by Jonathan Lukes, at Dec. 14, 2011, 11:34 a.m.
Title: Extract from the novel "The Fortunate Pilgrim" by Mario Puzo
Document Text: "Larry Angeluzzi spurred his jet-black horse proudly through a canyon formed by two great walls of tenements, and at the foot of each wall, marooned on their separate blue-slate sidewalks, little children stopped their games to watch him with silent admiration. He swung his red lantern in a great arc; sparks flew from the iron hoofs of his horse as they rang on railroad tracks, set flush in the stones of Tenth Avenue, and slowly following horse, rider and lantern came the long freight train, inching its way north from St. John's Park terminal on Hudson Street." In 1928 the New York Central Railroad used the streets of the city to shuttle trains north and south, sending scouts on horseback to warn traffic. In a few more years this would end, an overhead pass built. Bu Larry Angeluzzi, not knowing he was the last of the "dummy boys," that he would soon be a tiny scrap of urban history, rode as straight and arrogantly as any western cowboy ... At 27th Street the wall on Larry Angeluzzi's right fell away for a whole block. In the cleared space was Chelsea Park placed with dark, squatting shapes, kids sitting on the ground to watch the free outdoor movies shown by Hudson Guild Settlement House.
Notes: This extract is the first four paragraphs of Mario Puzo's semi-autobiographical novel "The Fortunate Pilgrim". Puzo is perhaps best know as the author of "The Godfather". I was directed to this reference by an entry on the Friends of the High Line blog.
Cannot play audio for Listen.
Location Referred to in Document: POINT (-74.0020573184186219 40.7505004798640016)

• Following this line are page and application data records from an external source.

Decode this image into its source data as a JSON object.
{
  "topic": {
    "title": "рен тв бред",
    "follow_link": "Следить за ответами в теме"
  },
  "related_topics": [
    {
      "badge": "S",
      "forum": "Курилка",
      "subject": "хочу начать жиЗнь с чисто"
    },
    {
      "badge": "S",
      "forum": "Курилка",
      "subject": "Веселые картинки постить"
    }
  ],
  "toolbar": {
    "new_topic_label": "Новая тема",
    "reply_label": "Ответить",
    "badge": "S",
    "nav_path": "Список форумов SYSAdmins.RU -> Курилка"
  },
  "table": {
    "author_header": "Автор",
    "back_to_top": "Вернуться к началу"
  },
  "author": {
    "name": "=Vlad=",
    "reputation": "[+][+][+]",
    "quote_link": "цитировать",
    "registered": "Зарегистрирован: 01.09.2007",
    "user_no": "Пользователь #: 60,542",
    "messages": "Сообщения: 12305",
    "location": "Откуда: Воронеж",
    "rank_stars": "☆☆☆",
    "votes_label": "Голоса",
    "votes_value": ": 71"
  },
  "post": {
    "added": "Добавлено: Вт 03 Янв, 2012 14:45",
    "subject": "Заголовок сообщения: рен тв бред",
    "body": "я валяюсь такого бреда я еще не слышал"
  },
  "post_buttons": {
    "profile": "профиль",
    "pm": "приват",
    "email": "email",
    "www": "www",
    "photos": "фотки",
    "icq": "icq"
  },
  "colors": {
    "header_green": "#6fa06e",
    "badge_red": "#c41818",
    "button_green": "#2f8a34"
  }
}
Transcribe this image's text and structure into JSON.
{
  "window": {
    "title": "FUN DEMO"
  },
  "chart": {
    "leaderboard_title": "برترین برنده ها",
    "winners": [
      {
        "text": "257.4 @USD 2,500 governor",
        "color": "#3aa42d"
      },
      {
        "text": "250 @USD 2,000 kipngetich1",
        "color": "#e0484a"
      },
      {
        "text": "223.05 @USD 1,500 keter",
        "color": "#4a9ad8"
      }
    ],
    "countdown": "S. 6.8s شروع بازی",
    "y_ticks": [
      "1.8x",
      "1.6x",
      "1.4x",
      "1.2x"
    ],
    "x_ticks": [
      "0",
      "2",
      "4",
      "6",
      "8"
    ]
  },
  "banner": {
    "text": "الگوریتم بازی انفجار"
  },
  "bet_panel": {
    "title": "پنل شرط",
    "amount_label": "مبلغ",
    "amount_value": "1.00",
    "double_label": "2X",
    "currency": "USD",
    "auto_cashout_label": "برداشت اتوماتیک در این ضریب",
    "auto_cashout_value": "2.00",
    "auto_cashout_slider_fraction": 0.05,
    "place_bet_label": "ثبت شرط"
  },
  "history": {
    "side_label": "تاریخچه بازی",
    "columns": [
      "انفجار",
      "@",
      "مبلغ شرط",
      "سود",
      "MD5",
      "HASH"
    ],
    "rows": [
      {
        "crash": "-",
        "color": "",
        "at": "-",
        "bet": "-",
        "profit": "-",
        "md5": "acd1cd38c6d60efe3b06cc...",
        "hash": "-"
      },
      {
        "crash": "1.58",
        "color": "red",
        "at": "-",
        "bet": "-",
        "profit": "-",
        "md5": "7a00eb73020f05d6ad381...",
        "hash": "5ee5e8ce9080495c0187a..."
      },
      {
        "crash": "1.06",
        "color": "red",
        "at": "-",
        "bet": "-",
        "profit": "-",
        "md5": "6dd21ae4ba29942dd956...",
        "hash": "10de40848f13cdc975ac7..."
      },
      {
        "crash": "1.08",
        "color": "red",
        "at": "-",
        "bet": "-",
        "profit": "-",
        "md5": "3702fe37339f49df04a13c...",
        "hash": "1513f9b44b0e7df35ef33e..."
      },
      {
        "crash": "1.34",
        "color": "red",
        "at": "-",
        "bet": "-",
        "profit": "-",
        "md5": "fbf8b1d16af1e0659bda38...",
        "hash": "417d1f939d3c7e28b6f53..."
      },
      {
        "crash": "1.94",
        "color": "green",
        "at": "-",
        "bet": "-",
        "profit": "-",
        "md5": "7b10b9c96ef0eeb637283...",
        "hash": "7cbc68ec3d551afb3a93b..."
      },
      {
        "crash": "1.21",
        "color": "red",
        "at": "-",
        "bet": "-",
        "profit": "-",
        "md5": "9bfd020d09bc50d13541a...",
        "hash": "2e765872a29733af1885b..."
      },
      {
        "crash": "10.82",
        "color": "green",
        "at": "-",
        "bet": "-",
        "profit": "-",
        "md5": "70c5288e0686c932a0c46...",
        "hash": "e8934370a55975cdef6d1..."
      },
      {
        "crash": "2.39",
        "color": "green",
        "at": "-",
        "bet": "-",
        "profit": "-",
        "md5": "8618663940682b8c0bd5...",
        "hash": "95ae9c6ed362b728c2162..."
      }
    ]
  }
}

The following records each have a reference pointing to this record.
by lukej852, at Dec. 14, 2011, 9:46 a.m.